Hudson Stuart is a food/drink and conceptual photographer based just north of Lisbon, Portugal. He initially came to us a few months back looking for help gaining some new clients and taking his brand to the next level. After working with one of our Marketing Specialists, on a customized Branding and Marketing Plan (BaM! plan) that outlined a series of steps for him to take in order to move forward, Hudson decided that a professional web edit would be the best way to revamp his online portfolio.
Hudson and I started his edit with a chat via Skype to discuss his current work, his projects, clients, dream clients, and his stock photography. After that, Hudson sent over about 600 images from projects, assignments, and self assignments taken over the last four years. I sorted though all of this photography, picking and rating his strongest and most commercially viable images. Based on the content I’d selected, I then began grouping the work into distinct categories and sequencing them. During this process it was important to pay careful attention to the angle of view, the props, the surfaces and the general tone of the images to avoid any repetition. For Hudson’s photography, it made the most sense to compartmentalize his food into two primary categories: sweet and savory. While the sweet gallery is predominately sequenced to have a visual flow from one image to the next, the savory gallery does the same, but while keeping the lighter plates towards the beginning, and the heavier, more substantial plates towards end.
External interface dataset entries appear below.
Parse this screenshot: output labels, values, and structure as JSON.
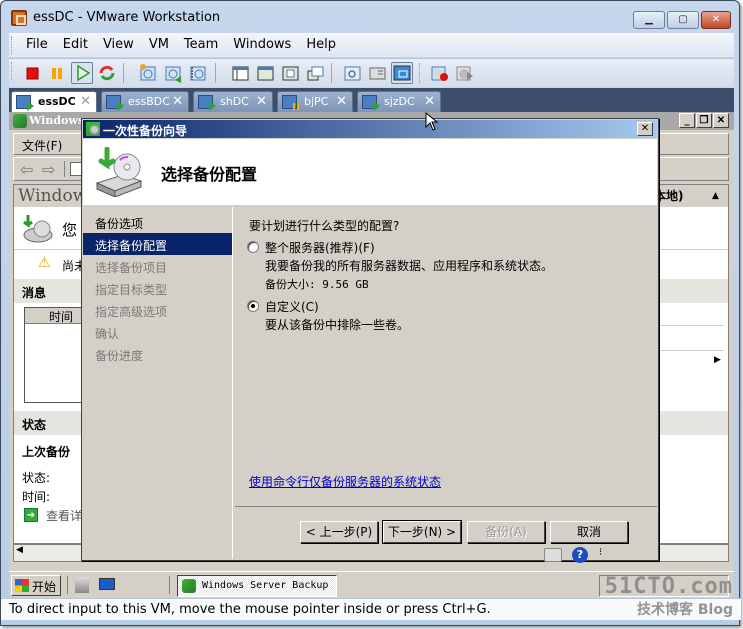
{
  "window": {
    "title": "essDC - VMware Workstation",
    "controls": {
      "minimize": "▁",
      "maximize": "▢",
      "close": "✕"
    }
  },
  "menubar": {
    "items": [
      "File",
      "Edit",
      "View",
      "VM",
      "Team",
      "Windows",
      "Help"
    ]
  },
  "toolbar": {
    "buttons": [
      "power-off",
      "suspend",
      "power-on",
      "reset",
      "take-snapshot",
      "revert-snapshot",
      "snapshot-manager",
      "show-console-view",
      "full-screen",
      "quick-switch",
      "unity",
      "vm-settings",
      "summary-view",
      "console-view",
      "record",
      "replay"
    ],
    "active": "power-on"
  },
  "tabs": [
    {
      "label": "essDC",
      "state": "running",
      "selected": true
    },
    {
      "label": "essBDC",
      "state": "running",
      "selected": false
    },
    {
      "label": "shDC",
      "state": "running",
      "selected": false
    },
    {
      "label": "bjPC",
      "state": "paused",
      "selected": false
    },
    {
      "label": "sjzDC",
      "state": "running",
      "selected": false
    }
  ],
  "guest": {
    "mmc": {
      "title": "Windows Server Backup",
      "title_truncated": "Windows",
      "menu_file": "文件(F)",
      "pane_header": "Window",
      "pane_header_right": "本地)",
      "welcome_partial": "您",
      "warning_partial": "尚未",
      "messages_section": "消息",
      "messages_column": "时间",
      "status_section": "状态",
      "last_backup_label": "上次备份",
      "status_label": "状态:",
      "time_label": "时间:",
      "view_details_partial": "查看详"
    },
    "taskbar": {
      "start_label": "开始",
      "task_item": "Windows Server Backup"
    }
  },
  "wizard": {
    "title": "一次性备份向导",
    "header": "选择备份配置",
    "steps": [
      {
        "label": "备份选项",
        "state": "done"
      },
      {
        "label": "选择备份配置",
        "state": "current"
      },
      {
        "label": "选择备份项目",
        "state": "pending"
      },
      {
        "label": "指定目标类型",
        "state": "pending"
      },
      {
        "label": "指定高级选项",
        "state": "pending"
      },
      {
        "label": "确认",
        "state": "pending"
      },
      {
        "label": "备份进度",
        "state": "pending"
      }
    ],
    "question": "要计划进行什么类型的配置?",
    "options": [
      {
        "label": "整个服务器(推荐)(F)",
        "description": "我要备份我的所有服务器数据、应用程序和系统状态。",
        "size": "备份大小: 9.56 GB",
        "selected": false
      },
      {
        "label": "自定义(C)",
        "description": "要从该备份中排除一些卷。",
        "selected": true
      }
    ],
    "link": "使用命令行仅备份服务器的系统状态",
    "buttons": {
      "back": "< 上一步(P)",
      "next": "下一步(N) >",
      "backup": "备份(A)",
      "cancel": "取消"
    }
  },
  "statusbar": {
    "message": "To direct input to this VM, move the mouse pointer inside or press Ctrl+G."
  },
  "watermark": {
    "line1": "51CTO.com",
    "line2": "技术博客 Blog"
  }
}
In order to integrate his well-crafted still life food work on white, without breaking up and interrupting the sequence and flow of the sweet and savory galleries, I created a separate gallery called work on white to house these images. After that, I worked on the vibrant and playful colorful components gallery with the intent of it acting as a segue to the galleries of his conceptual work.
Like I did with Hudson’s food images, I looked through all of the conceptual images together, picking and rating the strongest, most solidified work. After doing this, it was clear that within this conceptual work, three distinct subcategories had emerged: animals, food, and people. In an attempt to keep this work distinct and cohesive, I simply grouped them into these three separate galleries. The final part of the editing process was to sequence Hudson’s tearsheets with the goal of displaying his skills and client range, without showing more examples than necessary.
Hudson was by far the funniest photographer I’ve ever worked with (as if you can’t already tell from his comical and quirky conceptual work)! He was very pleased with my edit and capped our work together with these insightful comments:
When I attempted to sequence my own portfolio, I found it difficult to distance myself from my own work sufficiently to see realistically what would work in my portfolio and what wouldn’t. I would inevitably have my own favorites that I liked for my own oftentimes sentimental reasons, and I dismissed a lot of high quality early work because I had moved along artistically from where I was when I originally made them, and they had lost their appeal to me. Getting an outsider to my creative process, one who could see past my own prejudices, was essential to my web edit, and Stacy was just what I needed. In addition to being supportive throughout the process, she was open to feedback and highly forthcoming about the process itself. As a result, working with her on this edit has left me infinitely more comfortable with the sequencing process, and more confident in my own future changes.